Jesus replied, “I tell you the truth, if you have faith and do not doubt, not only can you do what was done to the fig tree, but also you can say to this mountain, ‘Go, throw yourself into the sea,’ and it will be done. If you believe, you will receive whatever you ask for in prayer” (Matthew 21:21-22).
So a lesson throughout the Bible is that when we pray we should believe that the Lord has already answered us. After all, God is without time, so theoretically, all of your prayers have already been heard and answered since the beginning of the world.
So, is grammar important to prayer? No! Even Jonah prayed differently at different times. Here’s an example of him just praying normally to God:
He prayed to the Lord, “O Lord, is this not what I said when I was still at home? That is why I was so quick to flee to Tarshish. I knew that you are a gracious and compassionate God, slow to anger and abounding in love, a God who relents from sending calamity. Now, O Lord, take away my life, for it is better for me to die than to live” (Jonah 4:2-3).
The key, rather, is to realize God’s power and understand his love for you; and his desire to help you. Remember what Christ told us in Matthew 7:11, “If you, then, though you are evil, know how to give good gifts to your children, how much more will your Father in heaven give good gifts to those who ask him!” Don’t throw your prayers out into the open air, but direct them – if it helps, visualize that you’re talking to Jesus himself (because you are!) God is listening, no matter who you are or what your situation is. So pray and talk to the Lord about everything and expect a response. James 4:2 says, “You want something but don’t get it. You kill and covet, but you cannot have what you want. You quarrel and fight. You do not have, because you do not ask God.” So just pray, you literally have nothing to lose because the Lord already knows your heart and what you want and need.

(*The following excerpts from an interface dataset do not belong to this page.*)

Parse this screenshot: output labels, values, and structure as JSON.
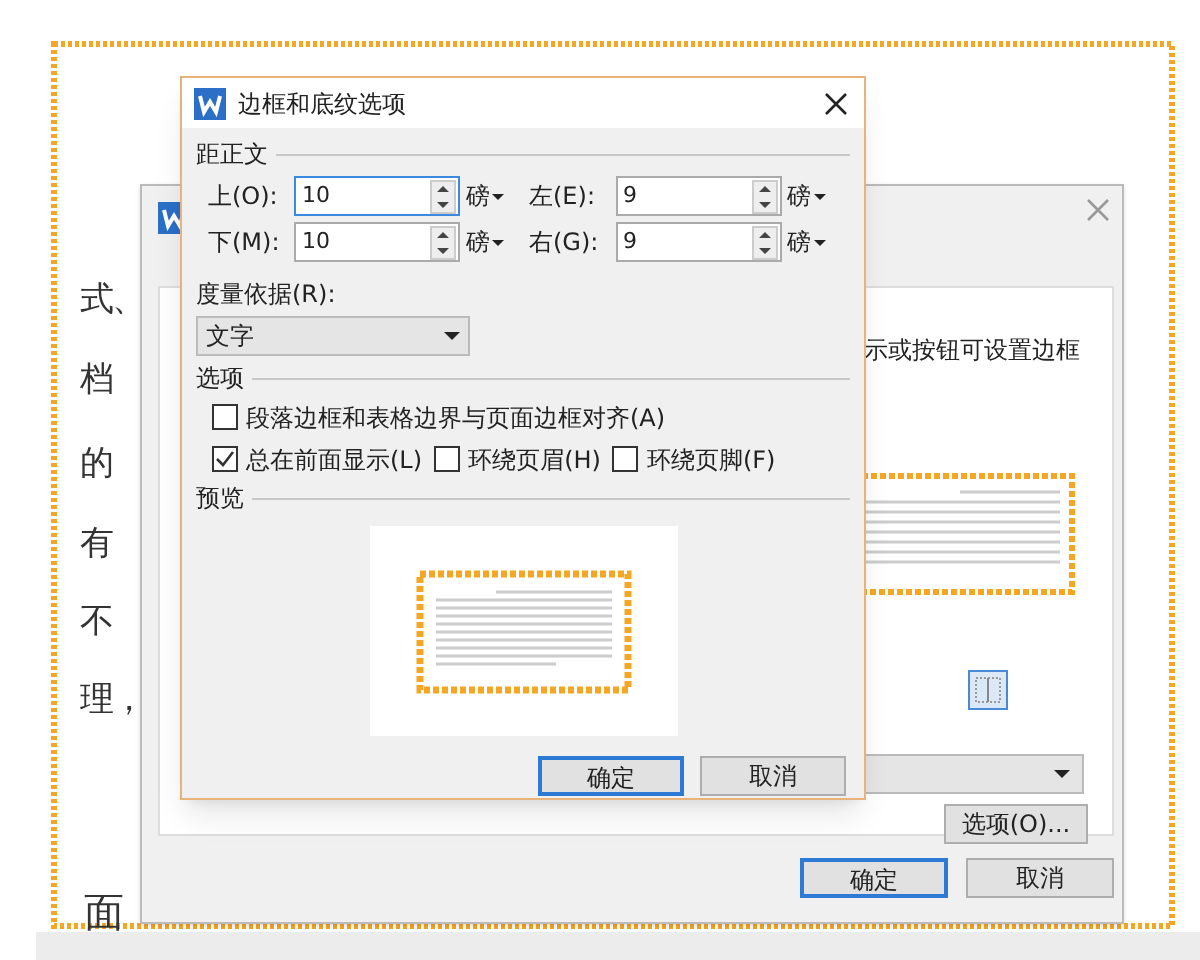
{
  "document": {
    "left_fragments": [
      "式、",
      "档",
      "的",
      "有",
      "不",
      "理，"
    ],
    "bottom_fragment": "面"
  },
  "back_dialog": {
    "hint": "示或按钮可设置边框",
    "options_button": "选项(O)...",
    "buttons": [
      {
        "label": "确定",
        "default": true
      },
      {
        "label": "取消",
        "default": false
      }
    ]
  },
  "dialog": {
    "title": "边框和底纹选项",
    "margin_group": "距正文",
    "margins": [
      {
        "label": "上(O):",
        "value": "10",
        "unit": "磅",
        "focused": true
      },
      {
        "label": "左(E):",
        "value": "9",
        "unit": "磅",
        "focused": false
      },
      {
        "label": "下(M):",
        "value": "10",
        "unit": "磅",
        "focused": false
      },
      {
        "label": "右(G):",
        "value": "9",
        "unit": "磅",
        "focused": false
      }
    ],
    "measure_label": "度量依据(R):",
    "measure_value": "文字",
    "options_group": "选项",
    "option_rows": [
      [
        {
          "label": "段落边框和表格边界与页面边框对齐(A)",
          "checked": false
        }
      ],
      [
        {
          "label": "总在前面显示(L)",
          "checked": true
        },
        {
          "label": "环绕页眉(H)",
          "checked": false
        },
        {
          "label": "环绕页脚(F)",
          "checked": false
        }
      ]
    ],
    "preview_group": "预览",
    "buttons": [
      {
        "label": "确定",
        "default": true
      },
      {
        "label": "取消",
        "default": false
      }
    ]
  }
}
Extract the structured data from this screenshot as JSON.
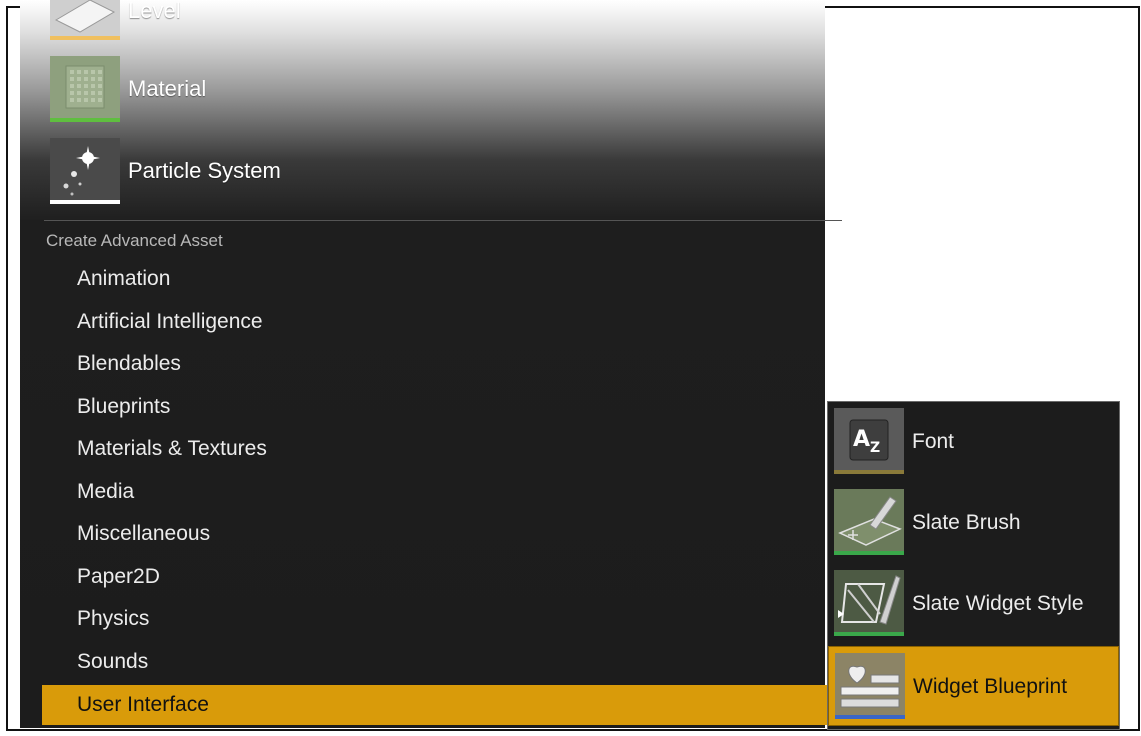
{
  "menu": {
    "assets": [
      {
        "label": "Level",
        "icon": "level-icon",
        "accent": "#f0c060"
      },
      {
        "label": "Material",
        "icon": "material-icon",
        "accent": "#5fbf3f"
      },
      {
        "label": "Particle System",
        "icon": "particle-system-icon",
        "accent": "#ffffff"
      }
    ],
    "section_header": "Create Advanced Asset",
    "items": [
      {
        "label": "Animation"
      },
      {
        "label": "Artificial Intelligence"
      },
      {
        "label": "Blendables"
      },
      {
        "label": "Blueprints"
      },
      {
        "label": "Materials & Textures"
      },
      {
        "label": "Media"
      },
      {
        "label": "Miscellaneous"
      },
      {
        "label": "Paper2D"
      },
      {
        "label": "Physics"
      },
      {
        "label": "Sounds"
      },
      {
        "label": "User Interface",
        "selected": true
      }
    ]
  },
  "submenu": {
    "items": [
      {
        "label": "Font",
        "icon": "font-icon",
        "accent": "#8a7a3a"
      },
      {
        "label": "Slate Brush",
        "icon": "slate-brush-icon",
        "accent": "#3aa84a"
      },
      {
        "label": "Slate Widget Style",
        "icon": "slate-widget-style-icon",
        "accent": "#3aa84a"
      },
      {
        "label": "Widget Blueprint",
        "icon": "widget-blueprint-icon",
        "accent": "#3a66c8",
        "selected": true
      }
    ]
  },
  "colors": {
    "selection": "#d99b0a",
    "menu_background": "#1c1c1c"
  }
}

As it is written, “And pray in the Spirit on all occasions with all kinds of prayers and requests. With this in mind, be alert and always keep on praying for all the saints” (Ephesians 6:18).